The project has generated work in Palestine and in such countries as Ecuador, Nepal and Mexico, with themes including hope, diversity, gender-based violence, climate change and more.
Area artists participating include Kinga Baransky, Benjamin Billingsley, Michelle Connolly, MJ Cunningham, Elizabeth Darrow, Robert and Sharon Ely, Bonnie England, Virginia Wright-Frierson, Virginia Gibbons, Kristin Gibson, Mia Hankins, Hause, Janette Hopper, Fritzi Huber, Saben Kane, Anne and Bob Kurowski, Marsha McKee, Leslie Pearson, Abby Spangel Perry, Elaine Reed, Colleen Ringrose, Dick Roberts, Vicky Smith, Barbara Squires, Pam Toll, Gayle Tustin and Richard and Ruth Whitaker.
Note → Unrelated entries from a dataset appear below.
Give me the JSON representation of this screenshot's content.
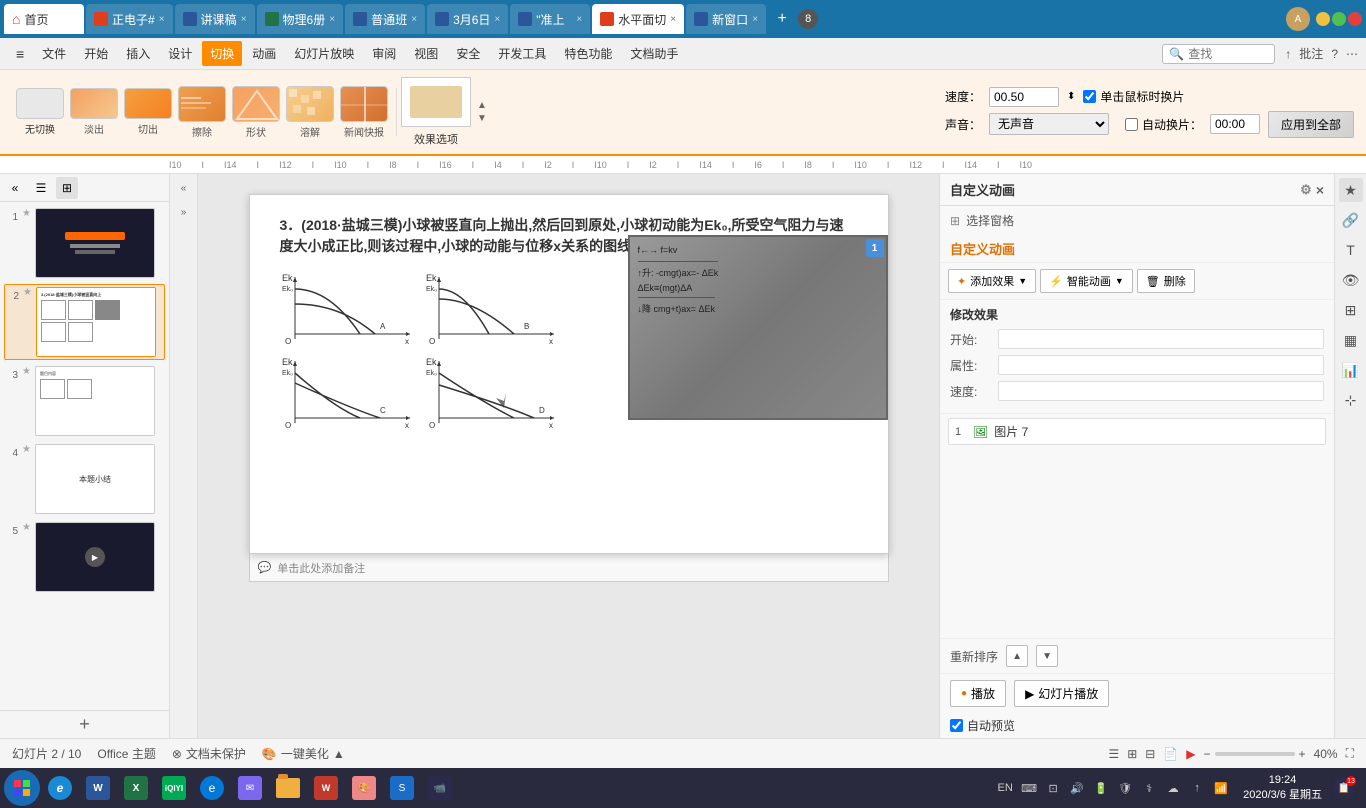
{
  "app": {
    "title": "水平面切换"
  },
  "tabs": [
    {
      "id": "home",
      "label": "首页",
      "icon": "red",
      "active": true
    },
    {
      "id": "ppt1",
      "label": "正电子#",
      "icon": "red",
      "close": true
    },
    {
      "id": "word1",
      "label": "讲课稿",
      "icon": "blue",
      "close": true
    },
    {
      "id": "excel1",
      "label": "物理6册",
      "icon": "green",
      "close": true
    },
    {
      "id": "word2",
      "label": "普通班",
      "icon": "blue",
      "close": true
    },
    {
      "id": "word3",
      "label": "3月6日",
      "icon": "blue",
      "close": true
    },
    {
      "id": "word4",
      "label": "\"准上",
      "icon": "blue",
      "close": true
    },
    {
      "id": "ppt2",
      "label": "水平面切",
      "icon": "red",
      "close": true,
      "active_tab": true
    },
    {
      "id": "word5",
      "label": "新窗口",
      "icon": "blue",
      "close": true
    }
  ],
  "menu": {
    "hamburger": "≡",
    "file": "文件",
    "start": "开始",
    "insert": "插入",
    "design": "设计",
    "switch": "切换",
    "animation": "动画",
    "slideshow": "幻灯片放映",
    "review": "审阅",
    "view": "视图",
    "safety": "安全",
    "devtools": "开发工具",
    "special": "特色功能",
    "docassist": "文档助手",
    "search_placeholder": "查找",
    "share": "分享",
    "comment": "批注",
    "help": "?",
    "more": "⋯"
  },
  "ribbon": {
    "transitions": [
      {
        "id": "none",
        "label": "无切换",
        "style": "none"
      },
      {
        "id": "fade",
        "label": "淡出",
        "style": "fade"
      },
      {
        "id": "cut",
        "label": "切出",
        "style": "cut"
      },
      {
        "id": "erase",
        "label": "擦除",
        "style": "erase"
      },
      {
        "id": "shape",
        "label": "形状",
        "style": "shape"
      },
      {
        "id": "dissolve",
        "label": "溶解",
        "style": "dissolve"
      },
      {
        "id": "news",
        "label": "新闻快报",
        "style": "news"
      }
    ],
    "speed_label": "速度：",
    "speed_value": "00.50",
    "check_click_switch": "单击鼠标时换片",
    "sound_label": "声音：",
    "sound_value": "无声音",
    "auto_switch_label": "自动换片：",
    "auto_switch_value": "00:00",
    "apply_all": "应用到全部",
    "effect_options": "效果选项",
    "scroll_up": "▲",
    "scroll_down": "▼"
  },
  "slides": [
    {
      "num": "1",
      "star": "★"
    },
    {
      "num": "2",
      "star": "★"
    },
    {
      "num": "3",
      "star": "★"
    },
    {
      "num": "4",
      "star": "★"
    },
    {
      "num": "5",
      "star": "★"
    }
  ],
  "slide_content": {
    "question_text": "3．(2018·盐城三模)小球被竖直向上抛出,然后回到原处,小球初动能为Ek₀,所受空气阻力与速度大小成正比,则该过程中,小球的动能与位移x关系的图线是下图中的（     ）",
    "badge_1": "1",
    "comment_placeholder": "单击此处添加备注"
  },
  "right_panel": {
    "title": "自定义动画",
    "select_window": "选择窗格",
    "custom_anim_label": "自定义动画",
    "add_effect": "添加效果",
    "smart_anim": "智能动画",
    "delete": "删除",
    "modify_title": "修改效果",
    "start_label": "开始:",
    "property_label": "属性:",
    "speed_label": "速度:",
    "reorder_label": "重新排序",
    "anim_items": [
      {
        "num": "1",
        "icon": "🖼",
        "label": "图片 7"
      }
    ],
    "play_label": "播放",
    "slideshow_label": "幻灯片播放",
    "auto_preview": "自动预览"
  },
  "status_bar": {
    "slide_info": "幻灯片 2 / 10",
    "theme": "Office 主题",
    "doc_protection": "文档未保护",
    "beautify": "一键美化",
    "zoom": "40%"
  },
  "taskbar": {
    "time": "19:24",
    "date": "2020/3/6 星期五",
    "notification_count": "13"
  }
}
For details, email haustudio@earthlink.net.
Ben Steelman: 910-343-2208

Inside/Out Project

Tuesday, May 20, 2014

Inside/Out Project
30 NC Artists: Self-Portrait Show

The Opening Reception for 30 NC Artists: The Self-Portrait Show at 2Ten Haustudio in Ivanhoe, NC, introduces an exhibit with two components: One features a 36" x 53" panel of black and white photographs of the participating artists being wheat pasted to trees surrounding the gallery. These enlarged photos are part of the global "Inside Out Project" and is a group participatory action sponsored by Diane Hause and 2Ten Haustudio. The second part consists of the 30 artists exhibiting self-portraits inside the gallery that they have created in various media. 

The Opening is Sunday, May 25th 2014 from 1-4 pm at2TEN Haustudio. Special guest musician Michelle Malone, currently on tour, will be performing.

About Hause Studio: www.haustudio.com/index.html
A private studio and exhibition space owned by Diane Hause.


Monday, May 5, 2014

I just finished painting this card catalog from the 70's. I use it to store small tools such as scissors, plyers, and rotary cutters. This project was no small task! It took a few days and I'm exhausted. I won't go into all of the steps it took, but long story short - I used Annie Sloan's Paris Gray and clear wax but instead of using her brown wax, I used gray oil paint. I love the result. Next I'll put some labels on and I'll be done.